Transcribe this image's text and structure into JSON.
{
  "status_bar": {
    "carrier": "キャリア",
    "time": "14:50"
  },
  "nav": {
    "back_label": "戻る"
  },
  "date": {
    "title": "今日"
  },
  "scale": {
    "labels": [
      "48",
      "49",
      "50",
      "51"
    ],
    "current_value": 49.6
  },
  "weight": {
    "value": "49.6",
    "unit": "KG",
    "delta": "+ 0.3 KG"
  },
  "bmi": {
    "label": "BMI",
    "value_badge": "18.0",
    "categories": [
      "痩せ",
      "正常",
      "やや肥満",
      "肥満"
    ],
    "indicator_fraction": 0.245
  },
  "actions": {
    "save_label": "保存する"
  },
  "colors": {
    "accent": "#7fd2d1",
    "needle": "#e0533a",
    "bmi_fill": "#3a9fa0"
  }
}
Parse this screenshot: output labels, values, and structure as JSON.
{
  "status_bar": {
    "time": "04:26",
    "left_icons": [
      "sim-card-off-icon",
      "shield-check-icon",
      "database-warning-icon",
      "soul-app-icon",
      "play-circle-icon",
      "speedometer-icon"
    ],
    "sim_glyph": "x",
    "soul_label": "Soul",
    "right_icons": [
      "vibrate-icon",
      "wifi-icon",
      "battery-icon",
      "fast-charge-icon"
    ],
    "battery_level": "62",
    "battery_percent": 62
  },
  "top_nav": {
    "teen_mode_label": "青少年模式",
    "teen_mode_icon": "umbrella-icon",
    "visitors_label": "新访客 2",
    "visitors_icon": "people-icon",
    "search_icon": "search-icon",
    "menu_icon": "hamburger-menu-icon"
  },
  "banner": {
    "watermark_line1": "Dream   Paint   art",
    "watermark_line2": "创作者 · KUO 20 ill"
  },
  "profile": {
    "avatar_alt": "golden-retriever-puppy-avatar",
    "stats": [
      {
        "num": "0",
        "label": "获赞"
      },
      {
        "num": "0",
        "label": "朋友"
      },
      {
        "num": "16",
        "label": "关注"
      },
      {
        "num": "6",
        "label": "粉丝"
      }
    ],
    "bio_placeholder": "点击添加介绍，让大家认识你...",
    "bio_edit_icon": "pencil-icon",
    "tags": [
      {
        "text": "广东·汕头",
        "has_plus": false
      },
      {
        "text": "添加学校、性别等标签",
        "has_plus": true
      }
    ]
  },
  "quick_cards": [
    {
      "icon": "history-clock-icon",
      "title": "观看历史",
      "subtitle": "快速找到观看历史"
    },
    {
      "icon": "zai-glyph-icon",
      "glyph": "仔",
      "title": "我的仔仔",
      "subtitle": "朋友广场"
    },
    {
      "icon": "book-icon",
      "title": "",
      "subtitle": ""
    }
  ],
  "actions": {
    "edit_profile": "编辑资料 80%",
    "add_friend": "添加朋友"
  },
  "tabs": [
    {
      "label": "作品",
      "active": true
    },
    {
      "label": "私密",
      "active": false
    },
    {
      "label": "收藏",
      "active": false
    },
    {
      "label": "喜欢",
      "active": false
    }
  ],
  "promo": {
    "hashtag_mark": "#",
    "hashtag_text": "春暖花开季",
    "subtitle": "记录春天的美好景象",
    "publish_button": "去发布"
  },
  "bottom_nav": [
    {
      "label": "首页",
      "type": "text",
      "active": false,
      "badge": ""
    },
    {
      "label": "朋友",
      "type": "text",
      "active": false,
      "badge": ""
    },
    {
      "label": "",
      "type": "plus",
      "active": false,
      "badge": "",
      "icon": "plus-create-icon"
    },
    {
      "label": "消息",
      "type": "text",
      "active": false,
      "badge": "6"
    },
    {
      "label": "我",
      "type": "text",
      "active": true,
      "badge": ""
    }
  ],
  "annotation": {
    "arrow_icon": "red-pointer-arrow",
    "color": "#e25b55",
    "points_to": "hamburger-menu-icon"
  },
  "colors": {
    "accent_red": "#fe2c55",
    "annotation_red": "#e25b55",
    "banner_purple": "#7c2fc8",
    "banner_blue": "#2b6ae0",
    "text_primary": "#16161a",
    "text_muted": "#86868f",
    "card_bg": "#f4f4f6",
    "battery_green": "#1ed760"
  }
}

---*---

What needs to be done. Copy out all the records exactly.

Solved exercise.
Transcribe this image's text and structure into JSON.
{
  "status_bar": {
    "carrier": "キャリア",
    "time": "14:50"
  },
  "nav": {
    "back_label": "戻る"
  },
  "date": {
    "title": "今日"
  },
  "scale": {
    "labels": [
      "48",
      "49",
      "50",
      "51"
    ],
    "current_value": 49.6
  },
  "weight": {
    "value": "49.6",
    "unit": "KG",
    "delta": "+ 0.3 KG"
  },
  "bmi": {
    "label": "BMI",
    "value_badge": "18.0",
    "categories": [
      "痩せ",
      "正常",
      "やや肥満",
      "肥満"
    ],
    "indicator_fraction": 0.245
  },
  "actions": {
    "save_label": "保存する"
  },
  "colors": {
    "accent": "#7fd2d1",
    "needle": "#e0533a",
    "bmi_fill": "#3a9fa0"
  }
}
Parse this screenshot: output labels, values, and structure as JSON.
{
  "status_bar": {
    "time": "04:26",
    "left_icons": [
      "sim-card-off-icon",
      "shield-check-icon",
      "database-warning-icon",
      "soul-app-icon",
      "play-circle-icon",
      "speedometer-icon"
    ],
    "sim_glyph": "x",
    "soul_label": "Soul",
    "right_icons": [
      "vibrate-icon",
      "wifi-icon",
      "battery-icon",
      "fast-charge-icon"
    ],
    "battery_level": "62",
    "battery_percent": 62
  },
  "top_nav": {
    "teen_mode_label": "青少年模式",
    "teen_mode_icon": "umbrella-icon",
    "visitors_label": "新访客 2",
    "visitors_icon": "people-icon",
    "search_icon": "search-icon",
    "menu_icon": "hamburger-menu-icon"
  },
  "banner": {
    "watermark_line1": "Dream   Paint   art",
    "watermark_line2": "创作者 · KUO 20 ill"
  },
  "profile": {
    "avatar_alt": "golden-retriever-puppy-avatar",
    "stats": [
      {
        "num": "0",
        "label": "获赞"
      },
      {
        "num": "0",
        "label": "朋友"
      },
      {
        "num": "16",
        "label": "关注"
      },
      {
        "num": "6",
        "label": "粉丝"
      }
    ],
    "bio_placeholder": "点击添加介绍，让大家认识你...",
    "bio_edit_icon": "pencil-icon",
    "tags": [
      {
        "text": "广东·汕头",
        "has_plus": false
      },
      {
        "text": "添加学校、性别等标签",
        "has_plus": true
      }
    ]
  },
  "quick_cards": [
    {
      "icon": "history-clock-icon",
      "title": "观看历史",
      "subtitle": "快速找到观看历史"
    },
    {
      "icon": "zai-glyph-icon",
      "glyph": "仔",
      "title": "我的仔仔",
      "subtitle": "朋友广场"
    },
    {
      "icon": "book-icon",
      "title": "",
      "subtitle": ""
    }
  ],
  "actions": {
    "edit_profile": "编辑资料 80%",
    "add_friend": "添加朋友"
  },
  "tabs": [
    {
      "label": "作品",
      "active": true
    },
    {
      "label": "私密",
      "active": false
    },
    {
      "label": "收藏",
      "active": false
    },
    {
      "label": "喜欢",
      "active": false
    }
  ],
  "promo": {
    "hashtag_mark": "#",
    "hashtag_text": "春暖花开季",
    "subtitle": "记录春天的美好景象",
    "publish_button": "去发布"
  },
  "bottom_nav": [
    {
      "label": "首页",
      "type": "text",
      "active": false,
      "badge": ""
    },
    {
      "label": "朋友",
      "type": "text",
      "active": false,
      "badge": ""
    },
    {
      "label": "",
      "type": "plus",
      "active": false,
      "badge": "",
      "icon": "plus-create-icon"
    },
    {
      "label": "消息",
      "type": "text",
      "active": false,
      "badge": "6"
    },
    {
      "label": "我",
      "type": "text",
      "active": true,
      "badge": ""
    }
  ],
  "annotation": {
    "arrow_icon": "red-pointer-arrow",
    "color": "#e25b55",
    "points_to": "hamburger-menu-icon"
  },
  "colors": {
    "accent_red": "#fe2c55",
    "annotation_red": "#e25b55",
    "banner_purple": "#7c2fc8",
    "banner_blue": "#2b6ae0",
    "text_primary": "#16161a",
    "text_muted": "#86868f",
    "card_bg": "#f4f4f6",
    "battery_green": "#1ed760"
  }
}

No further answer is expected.